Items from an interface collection
··········

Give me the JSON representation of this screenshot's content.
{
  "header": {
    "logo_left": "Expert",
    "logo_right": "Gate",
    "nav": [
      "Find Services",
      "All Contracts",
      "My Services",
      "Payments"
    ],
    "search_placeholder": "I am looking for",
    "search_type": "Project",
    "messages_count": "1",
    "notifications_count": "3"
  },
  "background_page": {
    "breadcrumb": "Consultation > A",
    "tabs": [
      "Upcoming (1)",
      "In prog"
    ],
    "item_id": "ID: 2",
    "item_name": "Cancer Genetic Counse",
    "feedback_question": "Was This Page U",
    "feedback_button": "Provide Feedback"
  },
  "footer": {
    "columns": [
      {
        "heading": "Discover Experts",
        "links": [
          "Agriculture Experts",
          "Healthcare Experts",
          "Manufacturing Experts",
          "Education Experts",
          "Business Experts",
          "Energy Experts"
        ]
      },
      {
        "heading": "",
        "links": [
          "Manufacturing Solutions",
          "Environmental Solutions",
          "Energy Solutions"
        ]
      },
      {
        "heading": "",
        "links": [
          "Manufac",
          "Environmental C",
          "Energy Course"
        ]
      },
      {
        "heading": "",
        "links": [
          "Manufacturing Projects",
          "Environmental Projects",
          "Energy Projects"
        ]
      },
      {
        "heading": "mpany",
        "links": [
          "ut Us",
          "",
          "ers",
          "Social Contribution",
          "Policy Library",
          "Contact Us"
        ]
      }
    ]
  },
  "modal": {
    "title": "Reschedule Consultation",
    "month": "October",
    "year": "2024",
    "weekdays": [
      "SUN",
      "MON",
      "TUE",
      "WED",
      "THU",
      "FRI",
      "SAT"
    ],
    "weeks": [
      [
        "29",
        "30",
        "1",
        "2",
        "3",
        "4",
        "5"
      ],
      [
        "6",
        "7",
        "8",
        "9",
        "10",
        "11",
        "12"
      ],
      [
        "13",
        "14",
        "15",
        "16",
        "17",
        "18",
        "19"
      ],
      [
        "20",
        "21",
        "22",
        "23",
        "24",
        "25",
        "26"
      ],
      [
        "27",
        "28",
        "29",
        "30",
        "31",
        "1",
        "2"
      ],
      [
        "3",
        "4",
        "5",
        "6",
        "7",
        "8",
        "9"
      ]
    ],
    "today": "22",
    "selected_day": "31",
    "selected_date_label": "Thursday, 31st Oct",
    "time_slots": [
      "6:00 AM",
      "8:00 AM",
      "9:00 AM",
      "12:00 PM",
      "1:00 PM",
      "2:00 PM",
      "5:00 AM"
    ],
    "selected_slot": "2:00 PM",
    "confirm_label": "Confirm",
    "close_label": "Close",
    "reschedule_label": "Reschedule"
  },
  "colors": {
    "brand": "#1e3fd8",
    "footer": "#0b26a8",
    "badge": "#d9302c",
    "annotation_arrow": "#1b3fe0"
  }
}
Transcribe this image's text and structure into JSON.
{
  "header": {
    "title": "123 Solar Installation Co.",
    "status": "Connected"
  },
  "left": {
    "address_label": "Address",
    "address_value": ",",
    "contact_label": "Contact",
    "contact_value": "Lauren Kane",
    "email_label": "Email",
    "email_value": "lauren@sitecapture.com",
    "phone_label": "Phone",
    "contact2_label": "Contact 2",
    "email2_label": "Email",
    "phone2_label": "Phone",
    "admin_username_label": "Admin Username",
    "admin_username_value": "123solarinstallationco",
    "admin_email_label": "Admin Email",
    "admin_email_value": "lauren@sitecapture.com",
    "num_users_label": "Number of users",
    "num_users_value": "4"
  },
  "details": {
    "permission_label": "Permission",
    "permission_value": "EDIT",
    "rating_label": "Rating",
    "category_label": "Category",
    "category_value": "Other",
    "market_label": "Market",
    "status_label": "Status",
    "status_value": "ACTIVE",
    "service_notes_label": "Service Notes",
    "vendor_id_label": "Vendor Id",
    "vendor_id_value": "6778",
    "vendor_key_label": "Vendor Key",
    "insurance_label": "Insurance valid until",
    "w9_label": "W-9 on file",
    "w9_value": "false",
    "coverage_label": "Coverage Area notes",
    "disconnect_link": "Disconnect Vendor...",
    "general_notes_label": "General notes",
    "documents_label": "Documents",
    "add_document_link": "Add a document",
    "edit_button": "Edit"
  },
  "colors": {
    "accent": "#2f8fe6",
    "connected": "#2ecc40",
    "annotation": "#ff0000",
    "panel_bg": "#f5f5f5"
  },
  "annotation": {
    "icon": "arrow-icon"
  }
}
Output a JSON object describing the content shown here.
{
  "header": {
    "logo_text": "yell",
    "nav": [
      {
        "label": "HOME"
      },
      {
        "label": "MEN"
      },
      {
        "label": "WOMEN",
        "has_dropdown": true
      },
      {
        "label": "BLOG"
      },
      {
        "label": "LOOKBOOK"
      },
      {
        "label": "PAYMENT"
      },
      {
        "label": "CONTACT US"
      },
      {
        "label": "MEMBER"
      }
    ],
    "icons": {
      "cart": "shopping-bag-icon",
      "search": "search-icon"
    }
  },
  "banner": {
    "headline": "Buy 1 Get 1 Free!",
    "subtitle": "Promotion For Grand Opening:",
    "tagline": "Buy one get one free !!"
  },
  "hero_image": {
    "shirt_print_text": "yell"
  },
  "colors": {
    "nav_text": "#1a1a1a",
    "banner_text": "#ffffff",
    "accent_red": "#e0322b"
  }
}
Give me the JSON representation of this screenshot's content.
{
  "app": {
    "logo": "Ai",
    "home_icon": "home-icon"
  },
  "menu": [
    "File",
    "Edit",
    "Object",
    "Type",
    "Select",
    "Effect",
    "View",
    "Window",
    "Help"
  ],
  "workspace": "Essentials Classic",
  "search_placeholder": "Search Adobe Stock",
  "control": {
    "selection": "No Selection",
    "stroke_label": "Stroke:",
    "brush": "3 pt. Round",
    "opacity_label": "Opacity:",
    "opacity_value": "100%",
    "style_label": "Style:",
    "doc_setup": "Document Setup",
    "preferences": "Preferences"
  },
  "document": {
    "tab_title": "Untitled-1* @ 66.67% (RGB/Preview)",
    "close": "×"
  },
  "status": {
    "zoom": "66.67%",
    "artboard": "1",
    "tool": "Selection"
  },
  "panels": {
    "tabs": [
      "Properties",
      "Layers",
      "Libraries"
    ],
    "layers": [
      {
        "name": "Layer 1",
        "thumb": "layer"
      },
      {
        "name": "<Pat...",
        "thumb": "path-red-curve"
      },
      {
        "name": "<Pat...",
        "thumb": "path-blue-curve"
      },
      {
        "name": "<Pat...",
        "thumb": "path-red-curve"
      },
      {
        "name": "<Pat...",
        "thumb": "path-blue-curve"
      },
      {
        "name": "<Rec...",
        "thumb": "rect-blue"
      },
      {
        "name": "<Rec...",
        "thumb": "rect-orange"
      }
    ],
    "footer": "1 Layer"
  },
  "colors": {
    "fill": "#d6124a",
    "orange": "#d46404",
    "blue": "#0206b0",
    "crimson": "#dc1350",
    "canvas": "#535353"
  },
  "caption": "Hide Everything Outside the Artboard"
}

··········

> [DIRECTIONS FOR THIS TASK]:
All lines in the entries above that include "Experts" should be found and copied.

> [TASK RESULT]:
        "heading": "Discover Experts",
          "Agriculture Experts",
          "Healthcare Experts",
          "Manufacturing Experts",
          "Education Experts",
          "Business Experts",
          "Energy Experts"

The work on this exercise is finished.